When we have guest speakers, we might use Twitter to report about their presentations. You must not be on the computer or your cell if the guest speaker requests no Twittering. If your inattention, consistent tardiness, talking or other activities unrelated to the course are disruptive to us or to others, you will be instructed to leave the classroom, and 20 points will be deducted from your final grade. You will be required to meet with us and possibly with Julianne Newton to determine if you will be allowed to return.
For more information on University of Oregon policies regarding disruptive behavior, see this link.
Building and Maintaining a Diverse University Community
Discrimination of any kind, disrespect for others, and inequity in educational opportunity are not acceptable. In addition, the School of Journalism and Communication is committed to assisting students with disabilities. If you have a documented disability and anticipate needing accommodation, let us know. We encourage you to ask for assistance at any time.
The goal of building greater social, political, cultural, economic and intellectual diversity among our students, staff and faculty — as well as in our curriculum, public scholarship and communities — is central to the mission of the School of Journalism and Communication. Only by achieving this goal can we become professional communicators, critical thinkers and responsible citizens in a global society. In this course, we will study and learn from a world in which people’s experiences, identities, communication styles and viewpoints have been shaped by the history and culture of the communities in which they live.
The promotion and practice of freedom of expression and intellectual inquiry is an integral part of the School of Journalism and Communication’s long tradition of academic excellence, which is defined in part by a climate of respect for various points of view.

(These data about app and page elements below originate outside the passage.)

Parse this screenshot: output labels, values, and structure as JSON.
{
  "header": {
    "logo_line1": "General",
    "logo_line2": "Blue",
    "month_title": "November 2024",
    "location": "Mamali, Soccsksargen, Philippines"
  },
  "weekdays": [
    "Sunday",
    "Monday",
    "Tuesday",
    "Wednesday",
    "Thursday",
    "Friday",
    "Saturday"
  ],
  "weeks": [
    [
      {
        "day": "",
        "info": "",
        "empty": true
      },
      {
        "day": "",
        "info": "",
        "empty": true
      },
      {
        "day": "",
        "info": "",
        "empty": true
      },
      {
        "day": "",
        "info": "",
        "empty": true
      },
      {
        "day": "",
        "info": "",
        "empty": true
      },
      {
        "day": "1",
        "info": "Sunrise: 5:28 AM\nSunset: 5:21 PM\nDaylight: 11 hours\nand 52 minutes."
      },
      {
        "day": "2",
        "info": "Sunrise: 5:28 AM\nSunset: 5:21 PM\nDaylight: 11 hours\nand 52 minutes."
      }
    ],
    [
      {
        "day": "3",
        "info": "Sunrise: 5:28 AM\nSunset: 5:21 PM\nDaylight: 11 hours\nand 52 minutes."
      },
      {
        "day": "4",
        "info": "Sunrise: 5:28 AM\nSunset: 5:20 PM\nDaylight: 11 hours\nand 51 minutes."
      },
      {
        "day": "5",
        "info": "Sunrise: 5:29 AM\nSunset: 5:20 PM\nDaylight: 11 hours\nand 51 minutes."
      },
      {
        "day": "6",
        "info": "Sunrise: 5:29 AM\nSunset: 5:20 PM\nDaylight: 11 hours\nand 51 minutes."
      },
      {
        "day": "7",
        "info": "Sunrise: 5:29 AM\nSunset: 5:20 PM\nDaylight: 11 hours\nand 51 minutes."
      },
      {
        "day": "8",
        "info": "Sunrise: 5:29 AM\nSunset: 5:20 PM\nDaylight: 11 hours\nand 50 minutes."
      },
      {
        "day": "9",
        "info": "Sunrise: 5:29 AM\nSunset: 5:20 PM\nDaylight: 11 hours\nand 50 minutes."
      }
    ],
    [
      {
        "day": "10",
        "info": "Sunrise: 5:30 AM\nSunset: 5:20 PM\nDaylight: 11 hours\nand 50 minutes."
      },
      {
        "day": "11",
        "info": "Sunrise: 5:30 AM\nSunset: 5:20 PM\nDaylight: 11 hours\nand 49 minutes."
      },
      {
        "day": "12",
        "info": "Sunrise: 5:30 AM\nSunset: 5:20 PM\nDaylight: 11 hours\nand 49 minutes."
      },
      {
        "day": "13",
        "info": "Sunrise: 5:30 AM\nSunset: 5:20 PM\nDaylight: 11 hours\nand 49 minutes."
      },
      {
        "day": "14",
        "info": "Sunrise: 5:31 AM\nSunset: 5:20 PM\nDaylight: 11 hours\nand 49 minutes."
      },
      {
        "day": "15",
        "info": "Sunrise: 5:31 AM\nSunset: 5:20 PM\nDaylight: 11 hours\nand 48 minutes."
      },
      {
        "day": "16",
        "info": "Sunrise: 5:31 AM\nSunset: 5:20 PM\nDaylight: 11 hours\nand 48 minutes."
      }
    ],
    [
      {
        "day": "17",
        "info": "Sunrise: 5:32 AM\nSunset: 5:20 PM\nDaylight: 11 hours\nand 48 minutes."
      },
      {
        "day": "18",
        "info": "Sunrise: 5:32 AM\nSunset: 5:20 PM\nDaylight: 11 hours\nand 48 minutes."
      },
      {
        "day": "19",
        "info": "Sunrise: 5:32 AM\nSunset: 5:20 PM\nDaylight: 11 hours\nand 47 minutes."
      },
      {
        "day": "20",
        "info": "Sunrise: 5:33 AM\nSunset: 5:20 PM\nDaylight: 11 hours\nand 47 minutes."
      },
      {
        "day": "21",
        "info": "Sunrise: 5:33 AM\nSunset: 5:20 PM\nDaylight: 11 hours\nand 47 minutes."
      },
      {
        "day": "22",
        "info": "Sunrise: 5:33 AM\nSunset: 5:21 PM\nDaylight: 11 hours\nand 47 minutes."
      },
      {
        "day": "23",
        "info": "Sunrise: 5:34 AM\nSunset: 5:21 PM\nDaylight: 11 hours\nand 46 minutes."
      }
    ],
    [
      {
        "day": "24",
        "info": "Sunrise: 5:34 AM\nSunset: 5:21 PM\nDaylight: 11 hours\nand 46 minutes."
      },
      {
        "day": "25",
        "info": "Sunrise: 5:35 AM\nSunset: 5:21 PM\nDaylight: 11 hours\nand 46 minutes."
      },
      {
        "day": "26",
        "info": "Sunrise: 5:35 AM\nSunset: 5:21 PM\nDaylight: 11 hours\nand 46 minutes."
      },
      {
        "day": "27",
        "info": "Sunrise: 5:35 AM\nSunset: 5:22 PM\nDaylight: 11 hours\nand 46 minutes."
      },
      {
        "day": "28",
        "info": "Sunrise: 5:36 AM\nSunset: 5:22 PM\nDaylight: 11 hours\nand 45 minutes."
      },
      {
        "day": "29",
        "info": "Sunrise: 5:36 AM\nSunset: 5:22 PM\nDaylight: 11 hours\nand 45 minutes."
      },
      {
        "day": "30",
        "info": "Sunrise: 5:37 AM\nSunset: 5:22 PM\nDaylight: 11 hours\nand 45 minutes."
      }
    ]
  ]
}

The School of Journalism and Communication welcomes inquiries and discussion on its policies and procedures. The SOJC web site, jcomm.uoregon.edu, offers a complete student resource guide as well as a directory of faculty and staff contacts for students with questions or comments on specific issues.